Stored items:
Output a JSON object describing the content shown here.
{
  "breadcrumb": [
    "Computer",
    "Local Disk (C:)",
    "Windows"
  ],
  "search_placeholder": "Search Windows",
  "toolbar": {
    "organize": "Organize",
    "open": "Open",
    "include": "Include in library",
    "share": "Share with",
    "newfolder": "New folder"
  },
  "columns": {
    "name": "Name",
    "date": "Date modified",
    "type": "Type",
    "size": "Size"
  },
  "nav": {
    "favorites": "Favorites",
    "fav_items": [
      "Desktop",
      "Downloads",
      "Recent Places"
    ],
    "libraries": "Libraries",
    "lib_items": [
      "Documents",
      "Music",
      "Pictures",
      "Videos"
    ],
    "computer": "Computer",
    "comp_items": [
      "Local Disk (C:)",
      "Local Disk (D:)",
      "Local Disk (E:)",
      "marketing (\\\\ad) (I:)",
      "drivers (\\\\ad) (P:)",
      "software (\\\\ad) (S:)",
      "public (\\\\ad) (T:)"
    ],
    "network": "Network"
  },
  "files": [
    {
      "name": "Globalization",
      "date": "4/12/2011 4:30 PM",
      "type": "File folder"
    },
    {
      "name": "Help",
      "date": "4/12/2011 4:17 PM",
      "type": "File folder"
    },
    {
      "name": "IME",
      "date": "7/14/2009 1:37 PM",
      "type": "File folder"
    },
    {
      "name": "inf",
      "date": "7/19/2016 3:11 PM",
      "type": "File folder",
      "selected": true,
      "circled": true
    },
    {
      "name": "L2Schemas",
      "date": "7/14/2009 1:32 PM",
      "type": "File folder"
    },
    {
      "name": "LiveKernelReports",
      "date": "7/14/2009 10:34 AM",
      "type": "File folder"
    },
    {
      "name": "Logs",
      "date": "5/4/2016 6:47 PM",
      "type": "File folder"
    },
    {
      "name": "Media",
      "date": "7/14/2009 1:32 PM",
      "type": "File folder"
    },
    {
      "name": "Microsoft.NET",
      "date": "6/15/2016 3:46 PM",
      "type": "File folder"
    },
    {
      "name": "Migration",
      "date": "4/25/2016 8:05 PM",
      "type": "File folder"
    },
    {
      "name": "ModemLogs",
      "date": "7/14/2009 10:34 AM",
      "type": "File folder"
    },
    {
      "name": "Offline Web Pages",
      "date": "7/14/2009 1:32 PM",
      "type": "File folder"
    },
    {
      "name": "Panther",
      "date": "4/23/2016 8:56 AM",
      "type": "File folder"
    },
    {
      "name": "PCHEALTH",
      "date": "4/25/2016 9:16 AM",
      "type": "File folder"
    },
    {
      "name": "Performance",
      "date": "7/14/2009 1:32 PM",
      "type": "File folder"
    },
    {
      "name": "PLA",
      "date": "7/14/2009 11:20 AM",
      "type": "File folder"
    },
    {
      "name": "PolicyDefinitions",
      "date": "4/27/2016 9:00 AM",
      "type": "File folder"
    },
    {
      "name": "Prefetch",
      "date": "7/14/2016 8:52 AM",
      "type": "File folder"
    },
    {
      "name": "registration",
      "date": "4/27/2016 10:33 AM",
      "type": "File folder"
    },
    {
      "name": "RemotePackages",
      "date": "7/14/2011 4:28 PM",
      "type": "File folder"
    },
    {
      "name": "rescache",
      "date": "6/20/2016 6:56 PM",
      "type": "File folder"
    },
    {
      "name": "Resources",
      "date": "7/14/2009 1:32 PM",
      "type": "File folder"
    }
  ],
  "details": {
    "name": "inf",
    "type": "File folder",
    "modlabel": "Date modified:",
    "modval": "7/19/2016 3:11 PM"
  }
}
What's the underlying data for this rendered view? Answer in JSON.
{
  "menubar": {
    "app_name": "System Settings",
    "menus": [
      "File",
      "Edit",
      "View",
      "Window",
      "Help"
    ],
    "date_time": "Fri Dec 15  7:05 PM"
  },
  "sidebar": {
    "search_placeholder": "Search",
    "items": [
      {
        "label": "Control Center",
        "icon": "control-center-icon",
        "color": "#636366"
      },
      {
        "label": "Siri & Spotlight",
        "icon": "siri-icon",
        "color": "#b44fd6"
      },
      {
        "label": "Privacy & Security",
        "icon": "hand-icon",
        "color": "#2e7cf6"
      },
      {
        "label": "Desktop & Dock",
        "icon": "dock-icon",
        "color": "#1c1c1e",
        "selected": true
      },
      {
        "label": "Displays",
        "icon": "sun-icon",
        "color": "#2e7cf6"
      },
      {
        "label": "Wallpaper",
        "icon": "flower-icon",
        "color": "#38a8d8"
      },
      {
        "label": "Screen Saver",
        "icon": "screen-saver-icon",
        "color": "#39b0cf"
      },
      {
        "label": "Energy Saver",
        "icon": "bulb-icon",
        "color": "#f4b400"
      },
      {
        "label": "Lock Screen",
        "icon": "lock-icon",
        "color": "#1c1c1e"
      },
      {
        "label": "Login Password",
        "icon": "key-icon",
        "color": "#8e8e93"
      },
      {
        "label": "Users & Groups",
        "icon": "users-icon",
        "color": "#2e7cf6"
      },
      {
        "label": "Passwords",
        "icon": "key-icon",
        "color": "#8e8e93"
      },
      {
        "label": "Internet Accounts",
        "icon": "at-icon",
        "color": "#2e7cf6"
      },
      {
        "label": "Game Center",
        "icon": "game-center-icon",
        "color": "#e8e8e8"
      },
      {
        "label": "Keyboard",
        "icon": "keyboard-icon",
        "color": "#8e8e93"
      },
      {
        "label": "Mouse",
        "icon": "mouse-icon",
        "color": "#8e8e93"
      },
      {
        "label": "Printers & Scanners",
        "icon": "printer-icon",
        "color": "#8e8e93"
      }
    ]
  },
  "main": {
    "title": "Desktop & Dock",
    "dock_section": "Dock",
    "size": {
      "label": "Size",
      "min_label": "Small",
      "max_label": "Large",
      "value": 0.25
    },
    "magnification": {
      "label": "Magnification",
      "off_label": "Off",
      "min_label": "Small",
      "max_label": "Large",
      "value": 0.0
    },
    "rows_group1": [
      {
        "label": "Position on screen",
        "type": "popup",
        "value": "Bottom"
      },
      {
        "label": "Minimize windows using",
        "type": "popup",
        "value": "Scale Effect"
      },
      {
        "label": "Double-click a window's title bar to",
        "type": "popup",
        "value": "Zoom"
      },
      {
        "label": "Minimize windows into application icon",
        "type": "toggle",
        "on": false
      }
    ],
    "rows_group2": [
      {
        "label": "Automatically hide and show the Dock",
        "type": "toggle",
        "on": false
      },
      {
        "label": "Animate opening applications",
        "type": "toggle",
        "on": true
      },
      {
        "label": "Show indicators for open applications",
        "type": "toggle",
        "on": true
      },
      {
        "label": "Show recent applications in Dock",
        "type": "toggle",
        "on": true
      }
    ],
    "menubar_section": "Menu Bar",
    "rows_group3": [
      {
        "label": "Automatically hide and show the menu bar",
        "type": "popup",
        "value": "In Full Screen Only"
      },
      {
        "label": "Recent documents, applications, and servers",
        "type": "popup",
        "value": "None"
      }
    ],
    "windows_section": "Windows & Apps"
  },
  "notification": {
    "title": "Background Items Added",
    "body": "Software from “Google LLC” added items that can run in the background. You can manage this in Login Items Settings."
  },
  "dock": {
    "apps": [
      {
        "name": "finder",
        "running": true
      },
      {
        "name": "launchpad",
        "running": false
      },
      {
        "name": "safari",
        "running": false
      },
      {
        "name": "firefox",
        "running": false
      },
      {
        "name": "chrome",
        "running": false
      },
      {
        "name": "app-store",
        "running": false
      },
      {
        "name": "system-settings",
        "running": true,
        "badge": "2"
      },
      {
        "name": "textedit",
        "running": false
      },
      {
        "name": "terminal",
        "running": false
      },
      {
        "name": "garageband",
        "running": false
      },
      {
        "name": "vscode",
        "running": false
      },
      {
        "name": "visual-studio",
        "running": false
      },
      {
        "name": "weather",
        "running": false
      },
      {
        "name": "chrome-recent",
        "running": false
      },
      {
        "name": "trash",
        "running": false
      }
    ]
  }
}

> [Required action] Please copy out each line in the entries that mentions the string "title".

> [Exercise answer]
    "title": "Desktop & Dock",
        "label": "Double-click a window's title bar to",
    "title": "Background Items Added",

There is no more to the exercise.